But for some reason many evaluators still seem to believe that impact is simply achieved by setting goals "in terms of improving a specific number of people's lives, and then [basing the organisation's] decisions in project planning around those numerical targets". (This is an original quote from a report by a reputed international consultancy firm, in its evaluation of a world-wide movement of rights activists.) I find that worrying. One cannot measure the impact of complex interventions by counting people, just like one cannot measure time with a yardstick. Forcing activitists and their movements (often capable of generating ideas that are way beyond the average evaluator's imagination) into a single, linear pattern of thinking and working can be destructive. I doubt we will improve this world by admonishing social innovators to stop doing things that cannot be counted. Better start by trying to understand what activists are doing and why they are doing it - for example, through participatory "sense-making" exercises or other forms of qualitative research, and then define together (i) whether it is really necessary to measure "impact" (rather than the more immediate changes the intervention may bring about), and (ii) if "impact" must be measured, how best to capture it over the years in a way that makes sense with the specific intervention. Everything else risks being extremely expensive (multi-year academic research) or tokenist (i.e. an unjustifiable waste of resources).

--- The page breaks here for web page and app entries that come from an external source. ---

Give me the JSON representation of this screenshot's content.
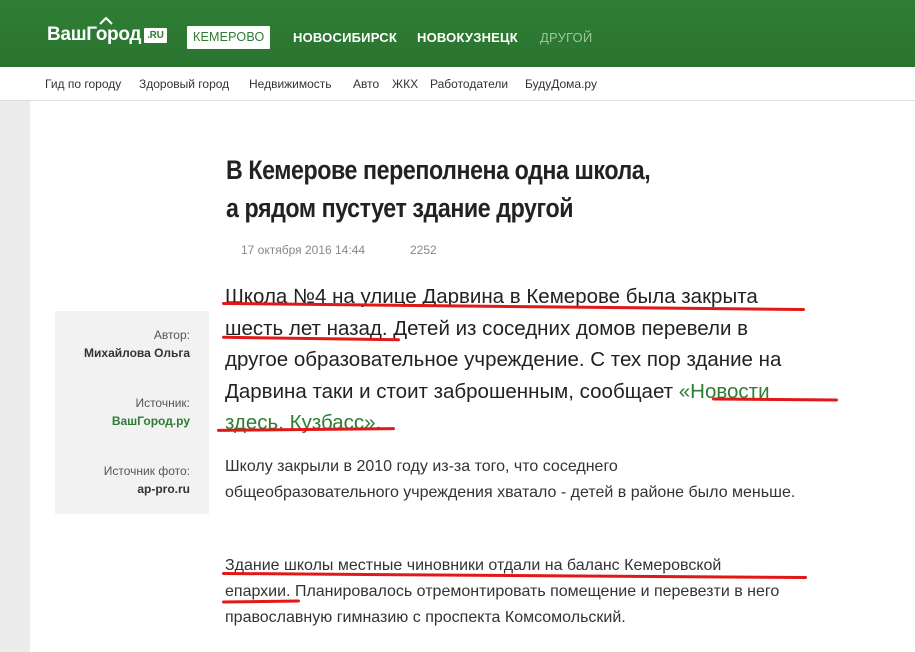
{
  "header": {
    "logo_text": "ВашГород",
    "logo_badge": ".RU",
    "cities": [
      {
        "label": "КЕМЕРОВО",
        "active": true
      },
      {
        "label": "НОВОСИБИРСК",
        "active": false
      },
      {
        "label": "НОВОКУЗНЕЦК",
        "active": false
      },
      {
        "label": "ДРУГОЙ",
        "active": false
      }
    ]
  },
  "subnav": {
    "items": [
      "Гид по городу",
      "Здоровый город",
      "Недвижимость",
      "Авто",
      "ЖКХ",
      "Работодатели",
      "БудуДома.ру"
    ]
  },
  "article": {
    "title_lines": [
      "В Кемерове переполнена одна школа,",
      "а рядом пустует здание другой"
    ],
    "date": "17 октября 2016 14:44",
    "views": "2252",
    "lead_lines": [
      "Школа №4 на улице Дарвина в Кемерове была закрыта",
      "шесть лет назад. Детей из соседних домов перевели в",
      " другое образовательное учреждение. С тех пор здание на",
      "Дарвина таки и стоит заброшенным, сообщает "
    ],
    "lead_link_part1": " «Новости",
    "lead_link_part2": "здесь. Кузбасс»",
    "lead_end": ".",
    "para1_lines": [
      "Школу закрыли в 2010 году из-за того, что соседнего",
      "общеобразовательного учреждения хватало - детей в районе было меньше."
    ],
    "para2_lines": [
      "Здание школы местные  чиновники отдали на баланс Кемеровской",
      "епархии.  Планировалось отремонтировать помещение и  перевезти в него",
      "православную гимназию с проспекта Комсомольский."
    ]
  },
  "sidebar": {
    "author_label": "Автор:",
    "author_value": "Михайлова Ольга",
    "source_label": "Источник:",
    "source_value": "ВашГород.ру",
    "photo_label": "Источник фото:",
    "photo_value": "ap-pro.ru"
  },
  "colors": {
    "header_green": "#2e7d32",
    "link_green": "#2e7d32",
    "annotation_red": "#e01818"
  }
}
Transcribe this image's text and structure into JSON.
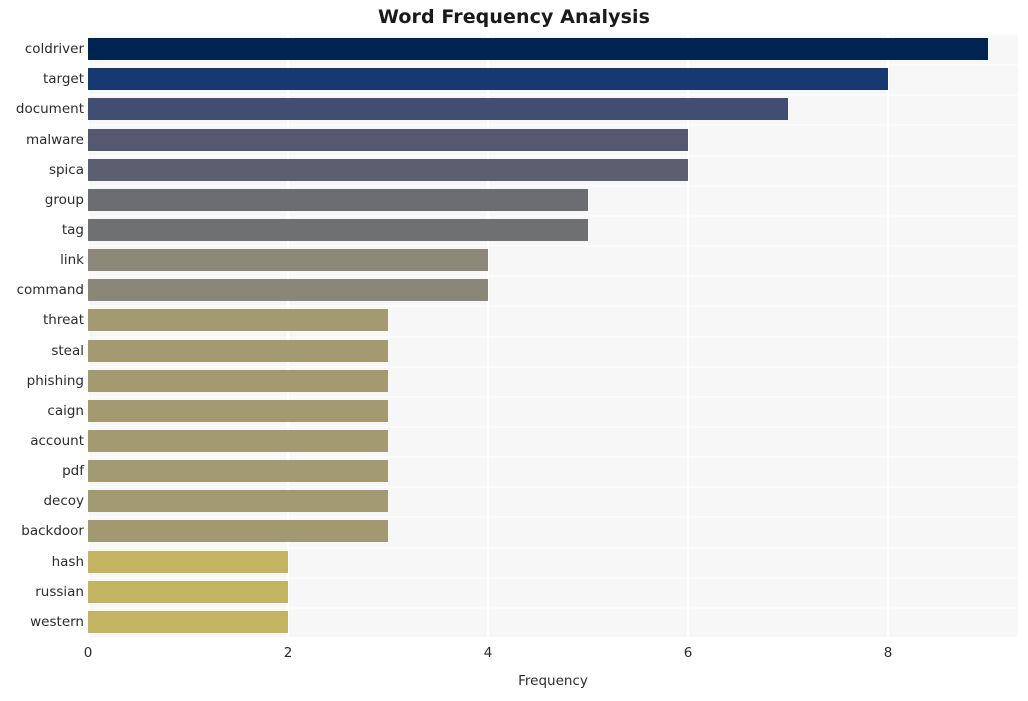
{
  "chart_data": {
    "type": "bar",
    "orientation": "horizontal",
    "title": "Word Frequency Analysis",
    "xlabel": "Frequency",
    "ylabel": "",
    "categories": [
      "coldriver",
      "target",
      "document",
      "malware",
      "spica",
      "group",
      "tag",
      "link",
      "command",
      "threat",
      "steal",
      "phishing",
      "caign",
      "account",
      "pdf",
      "decoy",
      "backdoor",
      "hash",
      "russian",
      "western"
    ],
    "values": [
      9,
      8,
      7,
      6,
      6,
      5,
      5,
      4,
      4,
      3,
      3,
      3,
      3,
      3,
      3,
      3,
      3,
      2,
      2,
      2
    ],
    "bar_colors": [
      "#00234f",
      "#173870",
      "#414d71",
      "#545871",
      "#5b5f70",
      "#6b6d71",
      "#6e7072",
      "#8b8879",
      "#898778",
      "#a39a71",
      "#a39a71",
      "#a39a71",
      "#a39a71",
      "#a39a71",
      "#a29a72",
      "#a29a72",
      "#a29973",
      "#c3b462",
      "#c3b462",
      "#c3b462"
    ],
    "xticks": [
      0,
      2,
      4,
      6,
      8
    ],
    "xlim": [
      0,
      9.3
    ],
    "grid": true,
    "legend": "none",
    "plot_background": "#f7f7f7",
    "figure_background": "#ffffff",
    "gridline_color": "#ffffff",
    "text_color": "#2b2b2b"
  }
}
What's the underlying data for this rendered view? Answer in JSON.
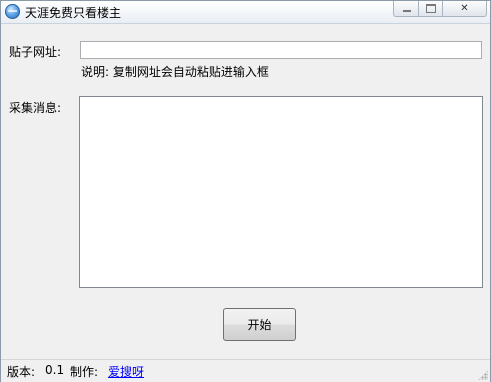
{
  "window": {
    "title": "天涯免费只看楼主",
    "controls": {
      "minimize": "",
      "maximize": "",
      "close": "✕"
    }
  },
  "form": {
    "url_label": "贴子网址:",
    "url_value": "",
    "url_hint": "说明: 复制网址会自动粘贴进输入框",
    "messages_label": "采集消息:",
    "messages_value": "",
    "start_button": "开始"
  },
  "status": {
    "version_label": "版本:",
    "version_value": "0.1",
    "author_label": "制作:",
    "author_link": "爱搜呀"
  },
  "icons": {
    "app": "app-globe-icon",
    "minimize": "minimize-icon",
    "maximize": "maximize-icon",
    "close": "close-icon",
    "grip": "resize-grip-icon"
  }
}
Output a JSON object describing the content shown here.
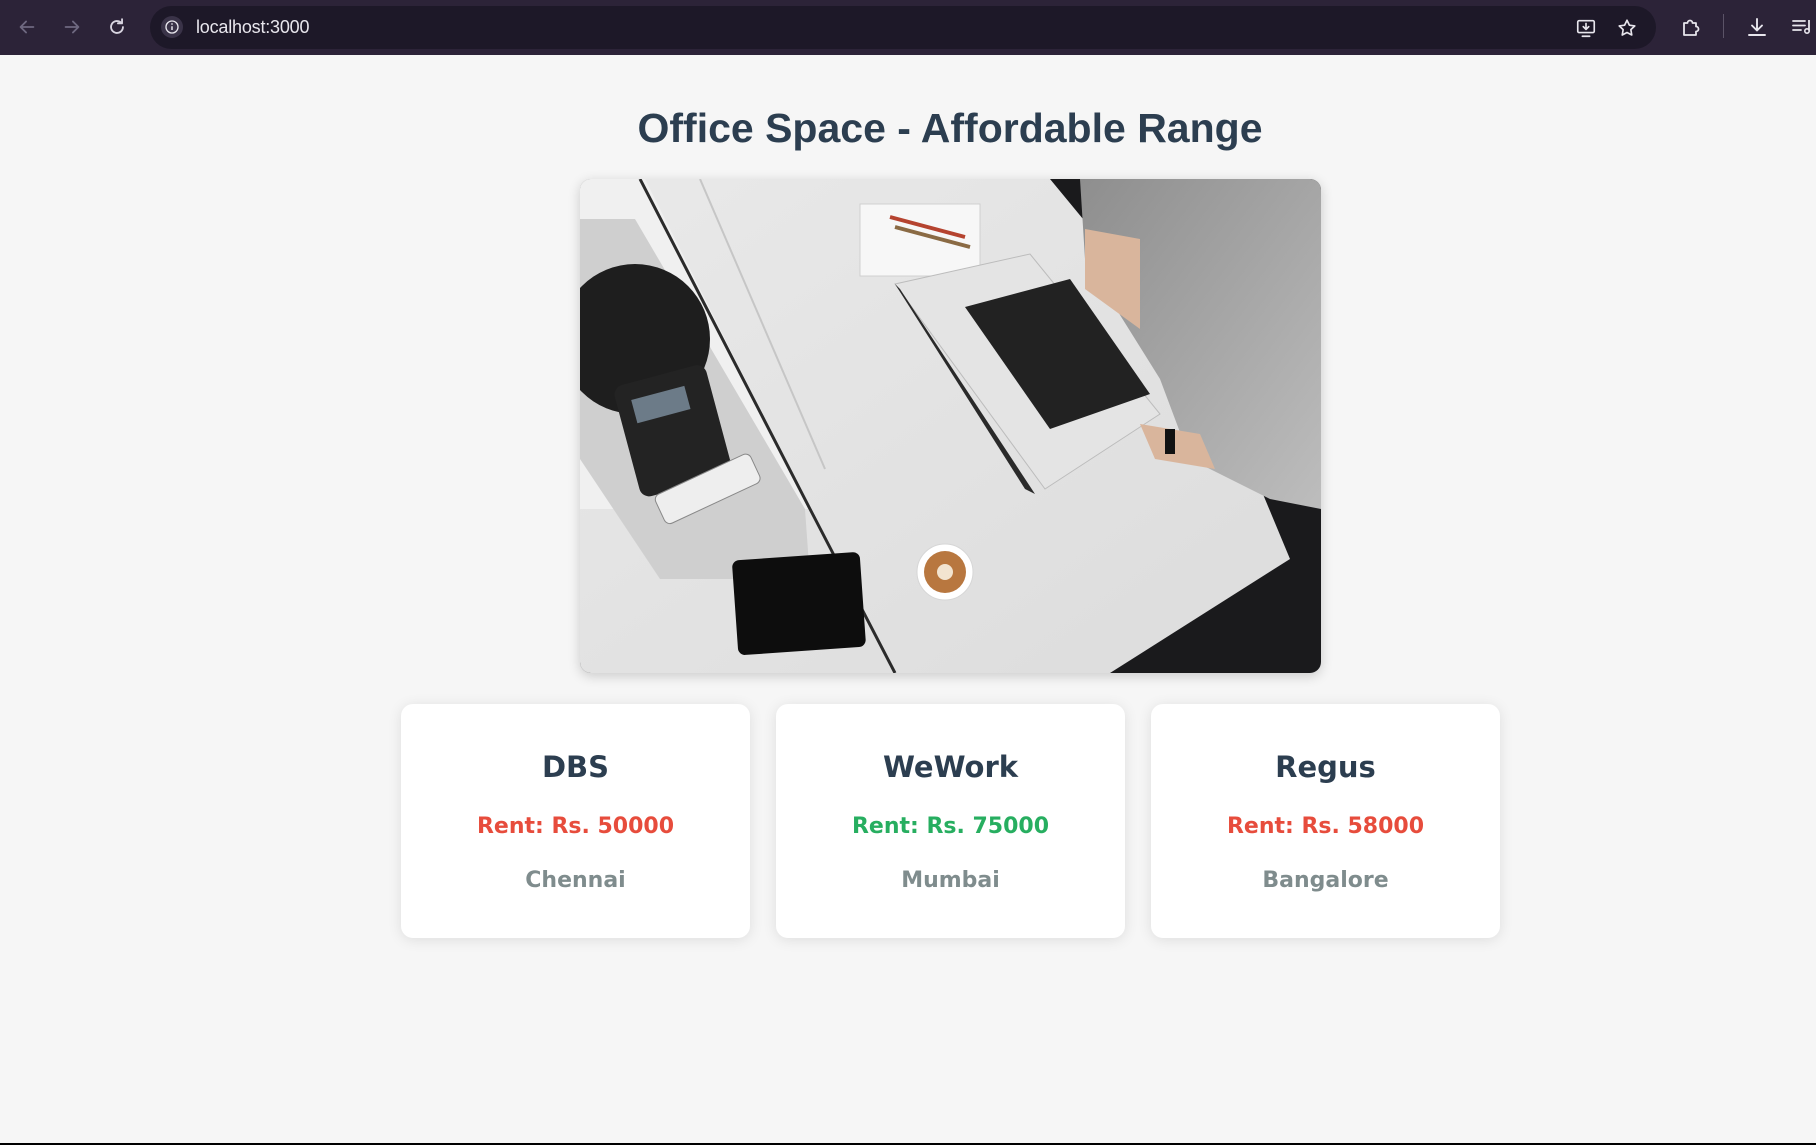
{
  "browser": {
    "url": "localhost:3000",
    "icons": {
      "back": "arrow-left-icon",
      "forward": "arrow-right-icon",
      "reload": "reload-icon",
      "site_info": "info-icon",
      "install": "install-app-icon",
      "bookmark": "star-icon",
      "extensions": "puzzle-icon",
      "downloads": "download-icon",
      "media": "media-playlist-icon"
    }
  },
  "page": {
    "title": "Office Space - Affordable Range"
  },
  "offices": [
    {
      "name": "DBS",
      "rent_label": "Rent: Rs. 50000",
      "rent_color": "#e74c3c",
      "city": "Chennai"
    },
    {
      "name": "WeWork",
      "rent_label": "Rent: Rs. 75000",
      "rent_color": "#27ae60",
      "city": "Mumbai"
    },
    {
      "name": "Regus",
      "rent_label": "Rent: Rs. 58000",
      "rent_color": "#e74c3c",
      "city": "Bangalore"
    }
  ],
  "colors": {
    "title": "#2c3e50",
    "city": "#7f8c8d",
    "chrome_bg": "#2c2338",
    "page_bg": "#f6f6f6"
  }
}
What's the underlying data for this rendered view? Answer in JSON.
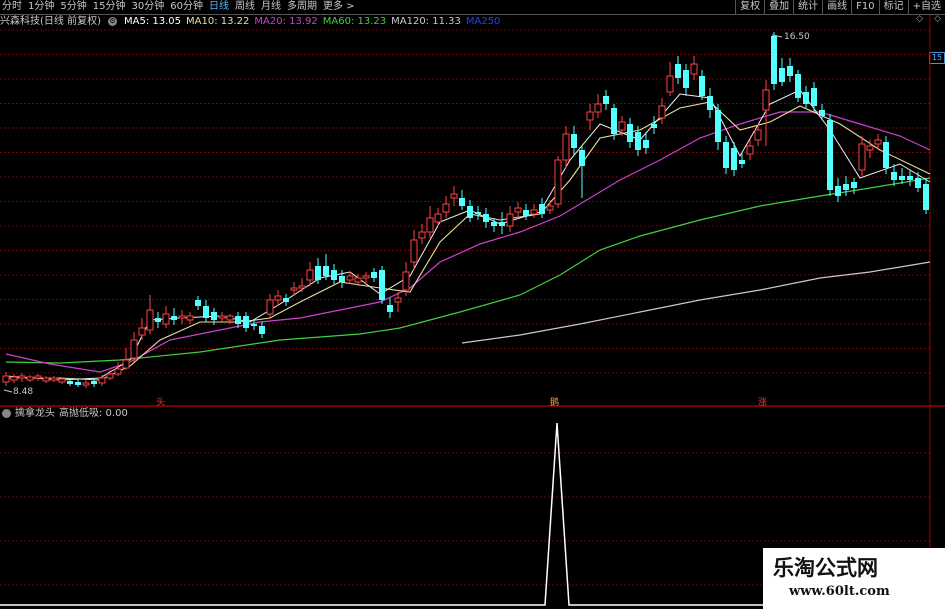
{
  "toolbar": {
    "periods": [
      "分时",
      "1分钟",
      "5分钟",
      "15分钟",
      "30分钟",
      "60分钟",
      "日线",
      "周线",
      "月线",
      "多周期",
      "更多 >"
    ],
    "active_period": "日线",
    "right_tools": [
      "复权",
      "叠加",
      "统计",
      "画线",
      "F10",
      "标记",
      "+自选"
    ]
  },
  "info": {
    "title": "兴森科技(日线 前复权)",
    "ma": [
      {
        "label": "MA5: 13.05",
        "color": "#ffffff"
      },
      {
        "label": "MA10: 13.22",
        "color": "#e8e0a0"
      },
      {
        "label": "MA20: 13.92",
        "color": "#d040d0"
      },
      {
        "label": "MA60: 13.23",
        "color": "#40d040"
      },
      {
        "label": "MA120: 11.33",
        "color": "#c8c8c8"
      },
      {
        "label": "MA250",
        "color": "#2040ff"
      }
    ]
  },
  "price_tag": "15",
  "high_label": "16.50",
  "low_label": "8.48",
  "signals": [
    {
      "label": "头",
      "color": "#ff3030"
    },
    {
      "label": "鹅",
      "color": "#ffa040"
    },
    {
      "label": "涨",
      "color": "#ff3030"
    }
  ],
  "indicator": {
    "name": "擒拿龙头",
    "value_label": "高抛低吸: 0.00"
  },
  "watermark": {
    "line1": "乐淘公式网",
    "line2": "www.60lt.com"
  },
  "colors": {
    "up": "#ff4040",
    "down": "#54ffff",
    "grid": "#7a0000",
    "indicator_line": "#ffffff"
  }
}
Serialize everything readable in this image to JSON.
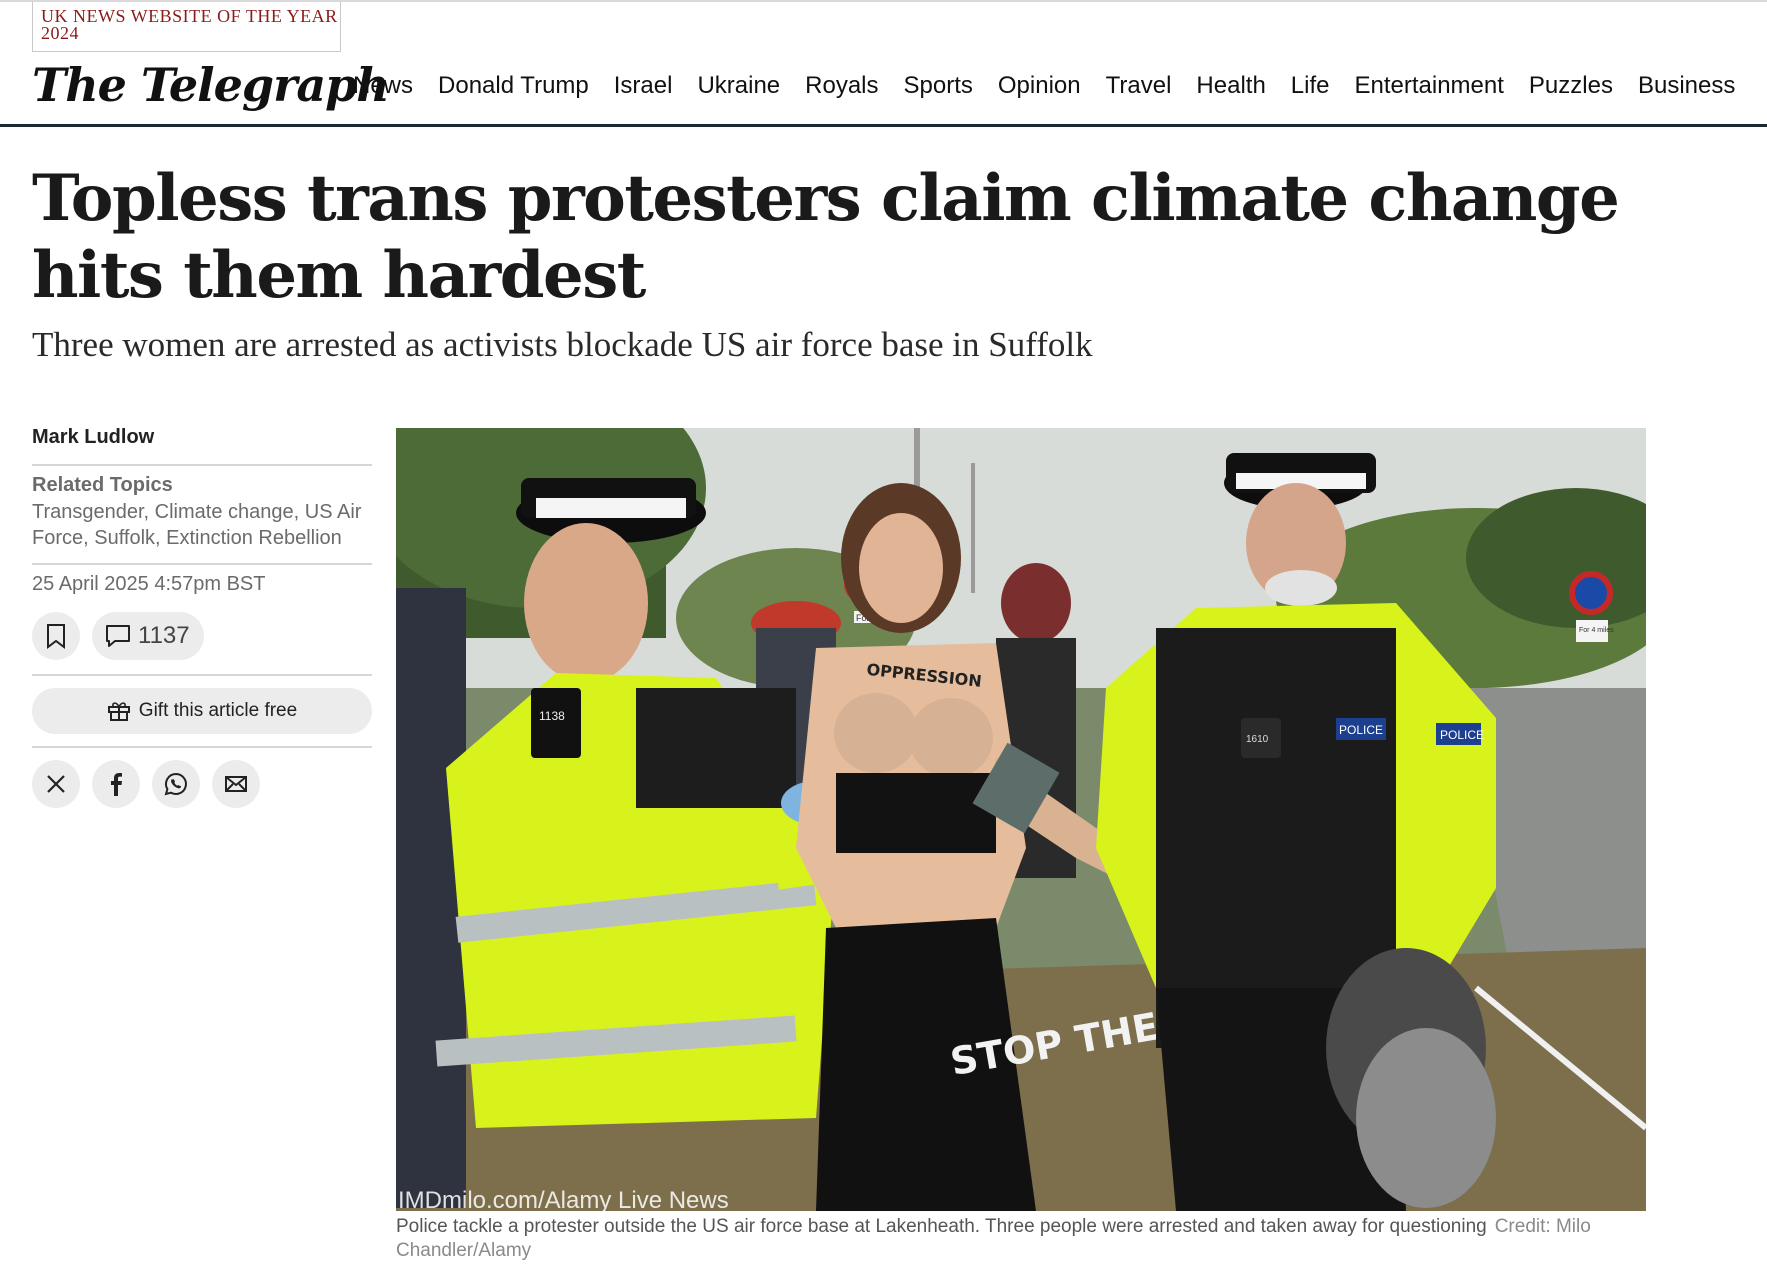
{
  "header": {
    "award": "UK NEWS WEBSITE OF THE YEAR 2024",
    "logo": "The Telegraph",
    "nav": [
      "News",
      "Donald Trump",
      "Israel",
      "Ukraine",
      "Royals",
      "Sports",
      "Opinion",
      "Travel",
      "Health",
      "Life",
      "Entertainment",
      "Puzzles",
      "Business"
    ]
  },
  "article": {
    "headline": "Topless trans protesters claim climate change hits them hardest",
    "standfirst": "Three women are arrested as activists blockade US air force base in Suffolk",
    "author": "Mark Ludlow",
    "related_topics_label": "Related Topics",
    "related_topics": "Transgender, Climate change, US Air Force, Suffolk, Extinction Rebellion",
    "date": "25 April 2025 4:57pm BST",
    "comment_count": "1137",
    "gift_label": "Gift this article free",
    "image": {
      "watermark": "IMDmilo.com/Alamy Live News",
      "body_text": "OPPRESSION",
      "trousers_text": "STOP THE HA",
      "badge_left": "1138",
      "badge_right": "1610",
      "vest_left": "POLICE",
      "vest_right": "POLICE",
      "sign_small": "For 4 miles",
      "sign_left": "For"
    },
    "caption": "Police tackle a protester outside the US air force base at Lakenheath. Three people were arrested and taken away for questioning",
    "credit": "Credit: Milo Chandler/Alamy"
  },
  "icons": {
    "bookmark": "bookmark-icon",
    "comment": "comment-icon",
    "gift": "gift-icon",
    "x": "x-icon",
    "facebook": "facebook-icon",
    "whatsapp": "whatsapp-icon",
    "email": "email-icon"
  },
  "colors": {
    "award_text": "#8a1b1b",
    "nav_rule": "#1b2a30",
    "muted_text": "#6b6b6b",
    "button_bg": "#ececec",
    "hi_vis": "#d8f21c"
  }
}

1 comment:

Sirajul Islam said...

Good post! It's reflected your experience and the problems you've encountered while performing evaluations. As you know, it is widely accepted that a key requirement for robust evaluation of both implementation and outcomes is that evaluators should be intellectually and practically independent of those who deliver the programme. There is evidence from the international literature also that various forms of self-evaluation, e.g. ‘action research’ can be helpful in promoting learning and reflective practice at the front line. However, local involvement and participatory research is not a substitute for independent scientific evaluation and effective programmes develop an appropriate combination of internal and external processes, with the latter being an ethical imperative when significant public or donor money is involved and large numbers of people are exposed to the untested effects of the programme. Experience suggests that both implementors and communities can and should be productively involved in all types of evaluation to ensure that there is local ‘buy-in’ and that external researchers do not overlook key issues that may affect the results or the interpretation of results. An important message is that monitoring, evaluation and feedback processes are of particular value when they contribute to learning and development in programmes. Mechanisms and tools (including standards and benchmarks) for ‘quality control’ of ground work are highly developed by successful programmes to ensure that work stays close to the agreed objectives of the programme or service and conforms to principles of effective delivery (in as far as these are clear). Documentation or ‘manualisation’ of what, precisely, the programme and its constituent services or activities consist of is likely to be a key principle of effective practice since without it, monitoring and evaluation cannot take place and replication of successful approaches is thus prevented.